By attaching mesenchymal stem cells to the tips of titanium oxide nanotubes, UC San Diego engineers were able to create a compound that can speed up bone growth. Because mesenchymal stem cells can be gathered from a patient’s own bone marrow, breaking one’s arm in the future may require a biopsy followed by a nanoparticle injection to the wound.
From UC San Diego:
According to this breakthrough research, nanotubes with a larger diameter cause cells growing on their surface to elongate much more than those with a small diameter. The larger diameter nanotube promotes quicker and stronger bone growth. “The use of nano topography to induce preferred differentiation was reported in recent years by other groups, but such studies were done mostly on polymer surfaces, which are not desirable orthopedic implant materials,” Jin [Sungho Jin, materials science professor at UC San Diego] said.

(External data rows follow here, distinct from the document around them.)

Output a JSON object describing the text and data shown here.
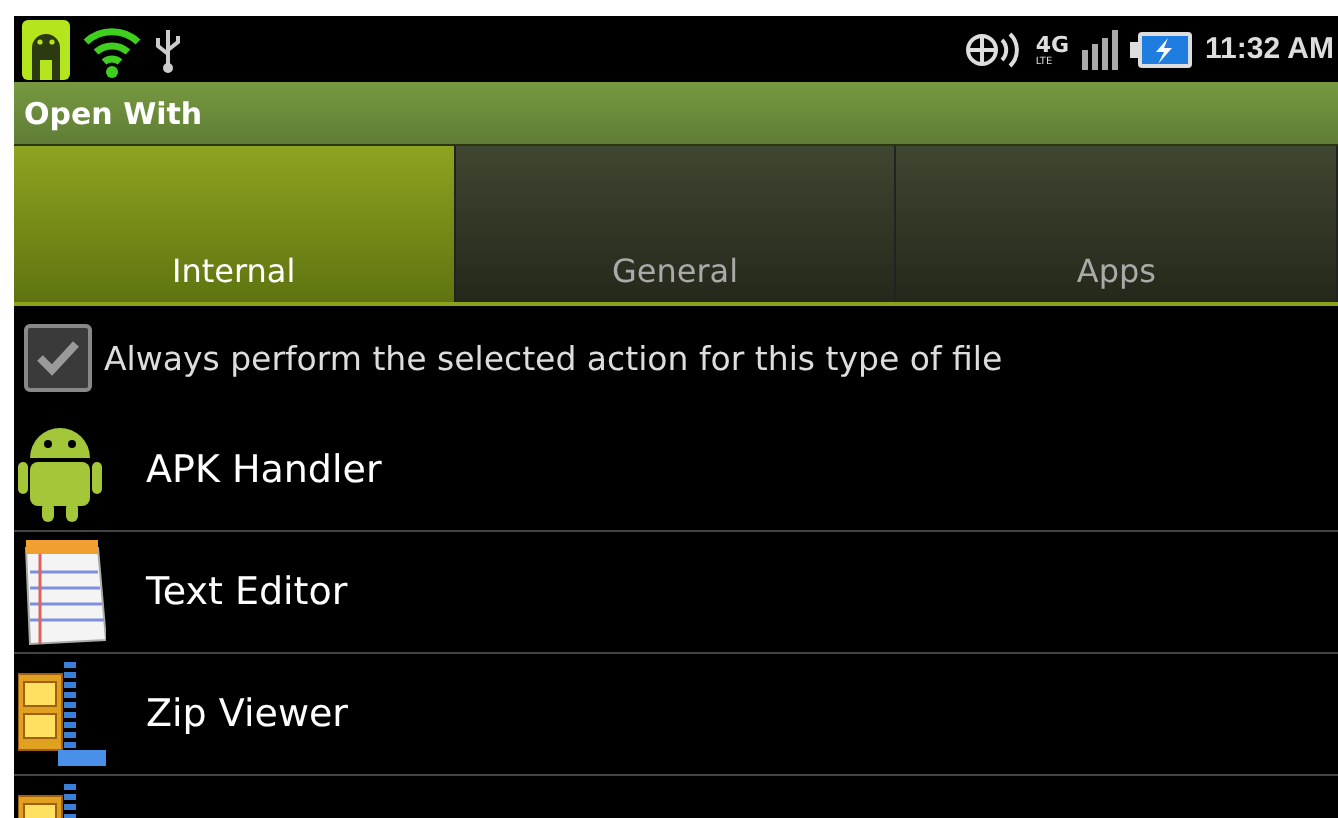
{
  "status_bar": {
    "network": "4G",
    "network_sub": "LTE",
    "time": "11:32 AM"
  },
  "window": {
    "title": "Open With"
  },
  "tabs": [
    {
      "label": "Internal",
      "selected": true
    },
    {
      "label": "General",
      "selected": false
    },
    {
      "label": "Apps",
      "selected": false
    }
  ],
  "always_option": {
    "label": "Always perform the selected action for this type of file",
    "checked": true
  },
  "apps": [
    {
      "kind": "android",
      "label": "APK Handler"
    },
    {
      "kind": "notepad",
      "label": "Text Editor"
    },
    {
      "kind": "archive",
      "label": "Zip Viewer"
    },
    {
      "kind": "archive"
    }
  ]
}
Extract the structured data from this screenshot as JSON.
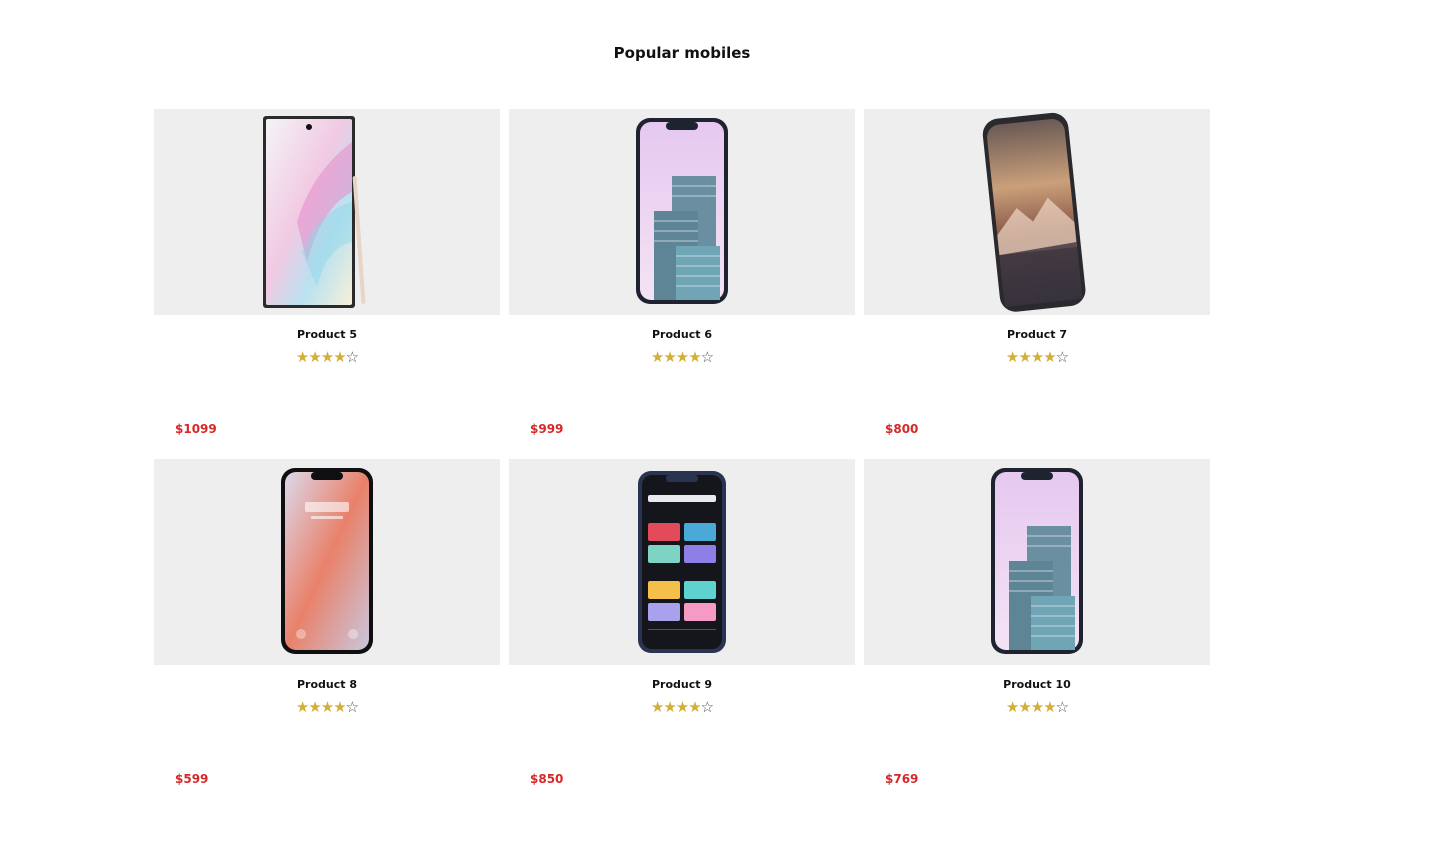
{
  "page": {
    "title": "Popular mobiles"
  },
  "colors": {
    "card_bg": "#eeeeee",
    "price": "#d62828",
    "star": "#d4af37"
  },
  "products": [
    {
      "name": "Product 5",
      "price": "$1099",
      "rating": 4,
      "max_rating": 5,
      "image_icon": "phone-with-stylus-icon"
    },
    {
      "name": "Product 6",
      "price": "$999",
      "rating": 4,
      "max_rating": 5,
      "image_icon": "phone-buildings-icon"
    },
    {
      "name": "Product 7",
      "price": "$800",
      "rating": 4,
      "max_rating": 5,
      "image_icon": "phone-mountains-icon"
    },
    {
      "name": "Product 8",
      "price": "$599",
      "rating": 4,
      "max_rating": 5,
      "image_icon": "phone-lockscreen-icon"
    },
    {
      "name": "Product 9",
      "price": "$850",
      "rating": 4,
      "max_rating": 5,
      "image_icon": "phone-music-app-icon"
    },
    {
      "name": "Product 10",
      "price": "$769",
      "rating": 4,
      "max_rating": 5,
      "image_icon": "phone-buildings-icon"
    }
  ]
}
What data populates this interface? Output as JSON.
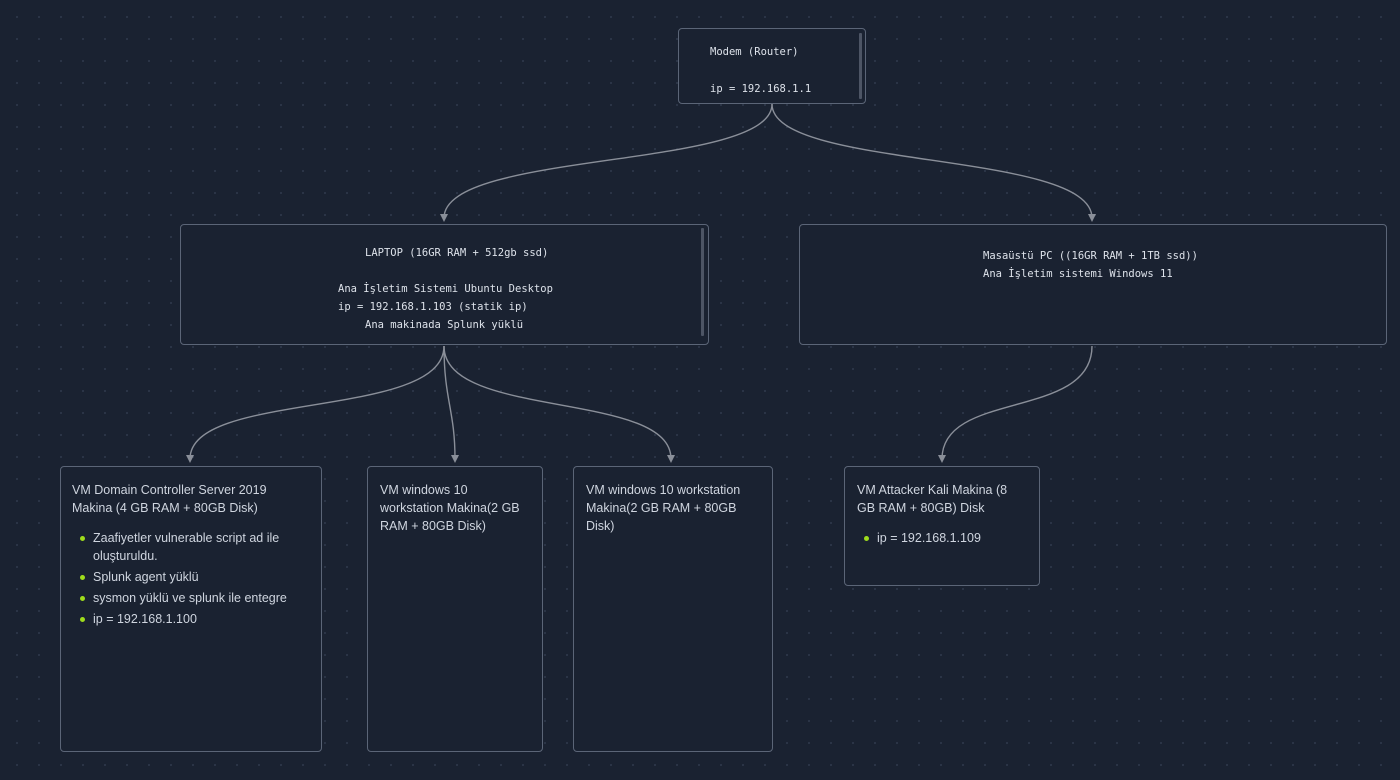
{
  "colors": {
    "background": "#1a2231",
    "node_border": "#5b6577",
    "edge": "#8a8f99",
    "bullet": "#9fdc1c",
    "text": "#d7dbe3"
  },
  "modem": {
    "line1": "Modem (Router)",
    "line2": "ip = 192.168.1.1"
  },
  "laptop": {
    "line1": "LAPTOP (16GR RAM + 512gb ssd)",
    "line2": "Ana İşletim Sistemi Ubuntu Desktop",
    "line3": "ip = 192.168.1.103 (statik ip)",
    "line4": "Ana makinada Splunk yüklü"
  },
  "desktop": {
    "line1": "Masaüstü PC ((16GR RAM + 1TB ssd))",
    "line2": "Ana İşletim sistemi Windows 11"
  },
  "vm_dc": {
    "title": "VM Domain Controller Server 2019 Makina (4 GB RAM + 80GB Disk)",
    "items": [
      "Zaafiyetler vulnerable script ad ile oluşturuldu.",
      "Splunk agent yüklü",
      "sysmon yüklü ve splunk ile entegre",
      "ip = 192.168.1.100"
    ]
  },
  "vm_win1": {
    "title": "VM windows 10 workstation Makina(2 GB RAM + 80GB Disk)"
  },
  "vm_win2": {
    "title": "VM windows 10 workstation Makina(2 GB RAM + 80GB Disk)"
  },
  "vm_kali": {
    "title": "VM Attacker Kali Makina (8 GB RAM + 80GB) Disk",
    "items": [
      "ip = 192.168.1.109"
    ]
  }
}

It is common for physicians and surgeons to use chemicals for stem cell implants in order to control cell differentiation, a conversion into a certain desired type of cells, for example, to neural cells, heart cells, and bone cells. However, introducing chemicals into the human body can sometimes have undesirable side effects. “What we have accomplished here is a way to introduce desirable guided differentiation using only nanostructures instead of resorting to chemicals,” said Seunghan (Brian) Oh, who is the lead author of the PNAS article.
The next step for engineers will be to work with orthopedic surgeons and other colleagues at the UC San Diego School of Medicine to study ways to translate this breakthrough research to clinical application, said Shu Chien, a UC San Diego bioengineering professor and director of the university’s new Institute of Engineering in Medicine (IEM). Chien said this effort will be fostered by the IEM, whose goal is to bring together scientists, engineers and medical experts to come up with novel approaches to medicine.